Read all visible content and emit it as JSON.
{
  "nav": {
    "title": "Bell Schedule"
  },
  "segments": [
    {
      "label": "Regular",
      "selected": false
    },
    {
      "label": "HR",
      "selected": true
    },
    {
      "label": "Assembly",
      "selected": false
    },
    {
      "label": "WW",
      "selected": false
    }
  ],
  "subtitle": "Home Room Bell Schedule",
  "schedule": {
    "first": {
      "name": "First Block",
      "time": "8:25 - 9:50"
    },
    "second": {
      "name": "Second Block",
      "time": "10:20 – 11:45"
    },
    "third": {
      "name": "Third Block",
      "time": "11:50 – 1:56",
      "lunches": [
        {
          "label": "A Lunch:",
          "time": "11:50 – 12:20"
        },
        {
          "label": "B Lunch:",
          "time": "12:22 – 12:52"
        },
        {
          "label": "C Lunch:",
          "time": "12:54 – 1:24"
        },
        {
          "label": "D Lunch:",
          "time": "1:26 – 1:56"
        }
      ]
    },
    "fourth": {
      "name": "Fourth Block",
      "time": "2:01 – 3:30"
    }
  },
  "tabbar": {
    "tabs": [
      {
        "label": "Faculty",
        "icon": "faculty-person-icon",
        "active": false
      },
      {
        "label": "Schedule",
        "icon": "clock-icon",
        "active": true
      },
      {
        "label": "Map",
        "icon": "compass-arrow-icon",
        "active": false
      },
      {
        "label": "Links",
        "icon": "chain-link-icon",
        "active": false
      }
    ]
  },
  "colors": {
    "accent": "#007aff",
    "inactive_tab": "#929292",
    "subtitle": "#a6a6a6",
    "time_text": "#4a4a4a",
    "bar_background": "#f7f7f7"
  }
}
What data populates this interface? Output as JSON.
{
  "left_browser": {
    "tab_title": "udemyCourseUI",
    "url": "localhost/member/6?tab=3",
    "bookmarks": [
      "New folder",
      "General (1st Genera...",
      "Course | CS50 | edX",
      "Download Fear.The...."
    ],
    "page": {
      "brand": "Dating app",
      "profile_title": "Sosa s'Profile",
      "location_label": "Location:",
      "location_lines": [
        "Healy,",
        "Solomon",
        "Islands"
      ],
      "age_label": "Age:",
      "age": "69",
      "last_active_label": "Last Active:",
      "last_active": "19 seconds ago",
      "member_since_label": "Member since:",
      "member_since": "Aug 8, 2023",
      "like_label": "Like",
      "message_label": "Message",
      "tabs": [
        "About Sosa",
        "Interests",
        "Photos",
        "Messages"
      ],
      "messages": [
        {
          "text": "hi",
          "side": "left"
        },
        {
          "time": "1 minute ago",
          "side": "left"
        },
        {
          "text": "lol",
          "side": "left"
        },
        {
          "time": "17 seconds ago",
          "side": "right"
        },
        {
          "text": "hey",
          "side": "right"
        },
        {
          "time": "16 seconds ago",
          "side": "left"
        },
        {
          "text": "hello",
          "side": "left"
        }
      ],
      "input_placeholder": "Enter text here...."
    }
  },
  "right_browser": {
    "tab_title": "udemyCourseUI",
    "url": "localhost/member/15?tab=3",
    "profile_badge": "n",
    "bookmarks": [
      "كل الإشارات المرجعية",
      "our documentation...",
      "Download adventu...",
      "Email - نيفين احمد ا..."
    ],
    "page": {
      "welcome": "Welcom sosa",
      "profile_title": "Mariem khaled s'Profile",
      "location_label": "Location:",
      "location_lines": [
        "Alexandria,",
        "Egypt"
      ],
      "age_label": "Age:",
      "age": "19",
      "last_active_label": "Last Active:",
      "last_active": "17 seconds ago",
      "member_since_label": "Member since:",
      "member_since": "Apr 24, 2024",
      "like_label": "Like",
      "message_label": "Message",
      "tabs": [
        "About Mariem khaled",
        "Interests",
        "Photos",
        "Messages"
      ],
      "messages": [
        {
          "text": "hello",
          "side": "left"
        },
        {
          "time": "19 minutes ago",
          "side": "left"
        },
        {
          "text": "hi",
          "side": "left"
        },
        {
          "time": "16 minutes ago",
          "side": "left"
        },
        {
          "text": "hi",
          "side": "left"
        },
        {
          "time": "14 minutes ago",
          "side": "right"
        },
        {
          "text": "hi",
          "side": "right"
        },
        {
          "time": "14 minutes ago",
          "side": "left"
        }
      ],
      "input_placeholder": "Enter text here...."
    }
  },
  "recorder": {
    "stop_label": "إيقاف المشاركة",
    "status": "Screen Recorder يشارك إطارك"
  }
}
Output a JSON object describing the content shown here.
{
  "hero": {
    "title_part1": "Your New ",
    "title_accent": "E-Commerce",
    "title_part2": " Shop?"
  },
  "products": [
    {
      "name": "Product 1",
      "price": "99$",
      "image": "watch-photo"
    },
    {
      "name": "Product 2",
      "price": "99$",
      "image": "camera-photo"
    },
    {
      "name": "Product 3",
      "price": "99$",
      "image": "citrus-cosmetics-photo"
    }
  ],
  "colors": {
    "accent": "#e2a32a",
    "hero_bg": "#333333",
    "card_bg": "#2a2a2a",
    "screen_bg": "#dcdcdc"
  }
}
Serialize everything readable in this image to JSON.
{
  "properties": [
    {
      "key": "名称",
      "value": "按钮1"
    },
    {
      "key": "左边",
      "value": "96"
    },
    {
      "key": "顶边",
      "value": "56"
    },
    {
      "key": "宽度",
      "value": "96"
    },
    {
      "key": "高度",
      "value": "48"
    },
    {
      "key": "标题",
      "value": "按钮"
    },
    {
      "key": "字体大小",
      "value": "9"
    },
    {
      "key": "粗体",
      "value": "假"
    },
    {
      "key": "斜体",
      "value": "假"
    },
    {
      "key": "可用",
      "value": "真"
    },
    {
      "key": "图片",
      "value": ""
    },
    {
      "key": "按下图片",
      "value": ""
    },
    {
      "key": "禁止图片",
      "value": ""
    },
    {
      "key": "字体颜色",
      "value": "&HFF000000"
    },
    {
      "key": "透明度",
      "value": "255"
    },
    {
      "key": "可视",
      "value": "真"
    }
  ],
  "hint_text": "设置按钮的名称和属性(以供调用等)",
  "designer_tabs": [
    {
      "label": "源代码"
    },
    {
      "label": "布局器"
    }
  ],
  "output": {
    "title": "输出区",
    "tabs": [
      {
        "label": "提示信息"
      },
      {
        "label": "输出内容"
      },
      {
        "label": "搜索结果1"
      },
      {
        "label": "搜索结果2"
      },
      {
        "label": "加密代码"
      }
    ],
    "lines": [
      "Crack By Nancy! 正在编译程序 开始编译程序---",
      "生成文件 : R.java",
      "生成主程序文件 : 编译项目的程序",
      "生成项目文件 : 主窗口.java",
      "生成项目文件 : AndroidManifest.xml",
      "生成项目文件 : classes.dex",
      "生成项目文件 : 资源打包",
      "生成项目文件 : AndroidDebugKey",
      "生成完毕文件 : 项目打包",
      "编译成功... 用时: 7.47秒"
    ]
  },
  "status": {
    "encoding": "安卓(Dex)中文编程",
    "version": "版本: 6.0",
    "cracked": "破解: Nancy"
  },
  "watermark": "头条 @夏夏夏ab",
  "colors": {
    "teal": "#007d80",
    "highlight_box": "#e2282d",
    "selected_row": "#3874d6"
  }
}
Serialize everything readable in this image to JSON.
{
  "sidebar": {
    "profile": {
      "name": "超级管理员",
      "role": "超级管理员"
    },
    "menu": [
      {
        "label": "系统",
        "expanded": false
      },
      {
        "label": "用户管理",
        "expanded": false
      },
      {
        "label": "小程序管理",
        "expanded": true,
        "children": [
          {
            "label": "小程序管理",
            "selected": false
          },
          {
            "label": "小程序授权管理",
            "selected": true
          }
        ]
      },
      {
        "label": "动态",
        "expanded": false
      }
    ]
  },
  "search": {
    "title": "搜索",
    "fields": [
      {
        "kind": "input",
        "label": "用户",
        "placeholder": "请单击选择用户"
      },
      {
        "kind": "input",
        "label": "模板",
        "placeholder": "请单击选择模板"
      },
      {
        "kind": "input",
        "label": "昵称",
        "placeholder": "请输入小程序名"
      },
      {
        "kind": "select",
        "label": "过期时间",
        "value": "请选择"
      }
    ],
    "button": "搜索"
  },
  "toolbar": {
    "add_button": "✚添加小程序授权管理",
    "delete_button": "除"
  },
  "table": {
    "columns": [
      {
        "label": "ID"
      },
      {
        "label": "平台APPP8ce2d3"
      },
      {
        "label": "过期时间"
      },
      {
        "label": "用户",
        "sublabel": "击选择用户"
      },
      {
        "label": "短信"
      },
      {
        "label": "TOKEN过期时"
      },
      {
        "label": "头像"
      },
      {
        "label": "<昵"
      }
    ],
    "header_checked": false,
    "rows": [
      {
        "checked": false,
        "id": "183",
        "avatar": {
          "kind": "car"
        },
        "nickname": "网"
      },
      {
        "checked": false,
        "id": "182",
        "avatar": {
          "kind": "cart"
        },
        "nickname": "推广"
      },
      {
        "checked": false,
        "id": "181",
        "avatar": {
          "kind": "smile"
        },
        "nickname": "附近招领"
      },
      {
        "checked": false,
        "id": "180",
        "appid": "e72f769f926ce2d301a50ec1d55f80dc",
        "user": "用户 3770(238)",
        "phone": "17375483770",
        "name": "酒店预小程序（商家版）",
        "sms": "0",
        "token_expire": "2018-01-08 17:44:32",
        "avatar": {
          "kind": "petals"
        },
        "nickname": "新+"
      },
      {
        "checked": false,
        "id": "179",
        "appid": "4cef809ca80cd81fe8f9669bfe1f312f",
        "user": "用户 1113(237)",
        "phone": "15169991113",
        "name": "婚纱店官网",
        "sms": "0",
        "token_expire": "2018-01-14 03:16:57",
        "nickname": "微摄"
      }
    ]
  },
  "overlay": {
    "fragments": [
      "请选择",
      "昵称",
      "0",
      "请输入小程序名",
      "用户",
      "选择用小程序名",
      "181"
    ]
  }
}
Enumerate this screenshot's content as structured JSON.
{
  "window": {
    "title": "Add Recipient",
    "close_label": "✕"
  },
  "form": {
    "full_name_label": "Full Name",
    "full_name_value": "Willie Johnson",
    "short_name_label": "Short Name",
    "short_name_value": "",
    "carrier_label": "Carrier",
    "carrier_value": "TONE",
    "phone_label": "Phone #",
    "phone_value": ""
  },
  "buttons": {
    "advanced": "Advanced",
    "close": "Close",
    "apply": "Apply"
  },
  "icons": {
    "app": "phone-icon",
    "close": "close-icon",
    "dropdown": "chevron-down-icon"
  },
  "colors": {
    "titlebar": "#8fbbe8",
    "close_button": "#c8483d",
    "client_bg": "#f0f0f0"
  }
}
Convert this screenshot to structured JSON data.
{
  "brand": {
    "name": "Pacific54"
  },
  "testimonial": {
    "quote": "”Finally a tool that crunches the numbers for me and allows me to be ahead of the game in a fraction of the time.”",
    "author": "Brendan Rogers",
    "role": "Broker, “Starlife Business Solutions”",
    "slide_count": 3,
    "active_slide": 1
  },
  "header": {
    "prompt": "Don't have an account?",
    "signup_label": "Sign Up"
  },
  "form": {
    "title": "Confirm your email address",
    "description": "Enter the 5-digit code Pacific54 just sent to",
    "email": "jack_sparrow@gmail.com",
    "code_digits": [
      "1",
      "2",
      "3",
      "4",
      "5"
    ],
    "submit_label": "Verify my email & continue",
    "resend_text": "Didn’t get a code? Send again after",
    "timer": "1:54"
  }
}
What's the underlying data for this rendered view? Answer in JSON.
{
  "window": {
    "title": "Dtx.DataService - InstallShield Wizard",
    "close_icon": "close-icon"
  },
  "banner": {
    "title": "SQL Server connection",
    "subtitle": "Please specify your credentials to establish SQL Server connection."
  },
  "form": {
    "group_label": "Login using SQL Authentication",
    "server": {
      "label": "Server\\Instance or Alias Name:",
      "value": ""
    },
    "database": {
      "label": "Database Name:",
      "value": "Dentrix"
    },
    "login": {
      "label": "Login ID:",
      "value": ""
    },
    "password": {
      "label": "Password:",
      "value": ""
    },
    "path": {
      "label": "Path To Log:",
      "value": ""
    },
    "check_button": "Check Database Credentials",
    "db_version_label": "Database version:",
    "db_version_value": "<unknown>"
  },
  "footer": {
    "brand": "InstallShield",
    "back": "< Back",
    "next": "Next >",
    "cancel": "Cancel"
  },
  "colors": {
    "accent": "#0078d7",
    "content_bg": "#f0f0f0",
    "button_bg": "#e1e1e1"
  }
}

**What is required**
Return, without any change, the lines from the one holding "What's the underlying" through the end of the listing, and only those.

**Written reply**
What's the underlying data for this rendered view? Answer in JSON.
{
  "window": {
    "title": "Dtx.DataService - InstallShield Wizard",
    "close_icon": "close-icon"
  },
  "banner": {
    "title": "SQL Server connection",
    "subtitle": "Please specify your credentials to establish SQL Server connection."
  },
  "form": {
    "group_label": "Login using SQL Authentication",
    "server": {
      "label": "Server\\Instance or Alias Name:",
      "value": ""
    },
    "database": {
      "label": "Database Name:",
      "value": "Dentrix"
    },
    "login": {
      "label": "Login ID:",
      "value": ""
    },
    "password": {
      "label": "Password:",
      "value": ""
    },
    "path": {
      "label": "Path To Log:",
      "value": ""
    },
    "check_button": "Check Database Credentials",
    "db_version_label": "Database version:",
    "db_version_value": "<unknown>"
  },
  "footer": {
    "brand": "InstallShield",
    "back": "< Back",
    "next": "Next >",
    "cancel": "Cancel"
  },
  "colors": {
    "accent": "#0078d7",
    "content_bg": "#f0f0f0",
    "button_bg": "#e1e1e1"
  }
}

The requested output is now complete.